[Dataset rows describing interfaces]

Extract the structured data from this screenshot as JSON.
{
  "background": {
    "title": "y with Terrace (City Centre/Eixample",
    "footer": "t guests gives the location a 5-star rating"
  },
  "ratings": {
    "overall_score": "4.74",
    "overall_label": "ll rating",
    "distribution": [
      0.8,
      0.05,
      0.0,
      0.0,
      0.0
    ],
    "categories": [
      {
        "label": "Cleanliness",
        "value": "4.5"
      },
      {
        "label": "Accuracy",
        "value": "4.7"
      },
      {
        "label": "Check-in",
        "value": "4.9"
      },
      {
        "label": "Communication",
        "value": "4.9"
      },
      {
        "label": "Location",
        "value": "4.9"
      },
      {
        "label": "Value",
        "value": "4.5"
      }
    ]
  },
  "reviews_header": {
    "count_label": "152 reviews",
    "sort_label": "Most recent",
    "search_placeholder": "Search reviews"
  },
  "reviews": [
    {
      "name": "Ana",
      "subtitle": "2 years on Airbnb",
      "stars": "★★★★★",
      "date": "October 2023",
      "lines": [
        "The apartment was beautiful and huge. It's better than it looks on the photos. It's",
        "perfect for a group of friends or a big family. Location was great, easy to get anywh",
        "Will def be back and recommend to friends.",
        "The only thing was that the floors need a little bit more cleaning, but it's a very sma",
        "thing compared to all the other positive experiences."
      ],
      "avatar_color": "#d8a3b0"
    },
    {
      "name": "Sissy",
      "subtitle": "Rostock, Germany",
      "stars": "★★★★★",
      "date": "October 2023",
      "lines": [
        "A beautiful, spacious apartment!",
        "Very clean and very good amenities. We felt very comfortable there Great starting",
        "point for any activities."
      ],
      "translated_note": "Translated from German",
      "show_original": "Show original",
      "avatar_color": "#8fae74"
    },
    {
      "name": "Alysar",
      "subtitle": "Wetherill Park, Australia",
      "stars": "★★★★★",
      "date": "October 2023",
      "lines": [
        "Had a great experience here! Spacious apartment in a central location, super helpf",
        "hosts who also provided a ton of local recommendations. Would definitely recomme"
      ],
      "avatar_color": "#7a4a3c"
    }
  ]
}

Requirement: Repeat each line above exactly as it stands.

Exercise solution:
Extract the structured data from this screenshot as JSON.
{
  "background": {
    "title": "y with Terrace (City Centre/Eixample",
    "footer": "t guests gives the location a 5-star rating"
  },
  "ratings": {
    "overall_score": "4.74",
    "overall_label": "ll rating",
    "distribution": [
      0.8,
      0.05,
      0.0,
      0.0,
      0.0
    ],
    "categories": [
      {
        "label": "Cleanliness",
        "value": "4.5"
      },
      {
        "label": "Accuracy",
        "value": "4.7"
      },
      {
        "label": "Check-in",
        "value": "4.9"
      },
      {
        "label": "Communication",
        "value": "4.9"
      },
      {
        "label": "Location",
        "value": "4.9"
      },
      {
        "label": "Value",
        "value": "4.5"
      }
    ]
  },
  "reviews_header": {
    "count_label": "152 reviews",
    "sort_label": "Most recent",
    "search_placeholder": "Search reviews"
  },
  "reviews": [
    {
      "name": "Ana",
      "subtitle": "2 years on Airbnb",
      "stars": "★★★★★",
      "date": "October 2023",
      "lines": [
        "The apartment was beautiful and huge. It's better than it looks on the photos. It's",
        "perfect for a group of friends or a big family. Location was great, easy to get anywh",
        "Will def be back and recommend to friends.",
        "The only thing was that the floors need a little bit more cleaning, but it's a very sma",
        "thing compared to all the other positive experiences."
      ],
      "avatar_color": "#d8a3b0"
    },
    {
      "name": "Sissy",
      "subtitle": "Rostock, Germany",
      "stars": "★★★★★",
      "date": "October 2023",
      "lines": [
        "A beautiful, spacious apartment!",
        "Very clean and very good amenities. We felt very comfortable there Great starting",
        "point for any activities."
      ],
      "translated_note": "Translated from German",
      "show_original": "Show original",
      "avatar_color": "#8fae74"
    },
    {
      "name": "Alysar",
      "subtitle": "Wetherill Park, Australia",
      "stars": "★★★★★",
      "date": "October 2023",
      "lines": [
        "Had a great experience here! Spacious apartment in a central location, super helpf",
        "hosts who also provided a ton of local recommendations. Would definitely recomme"
      ],
      "avatar_color": "#7a4a3c"
    }
  ]
}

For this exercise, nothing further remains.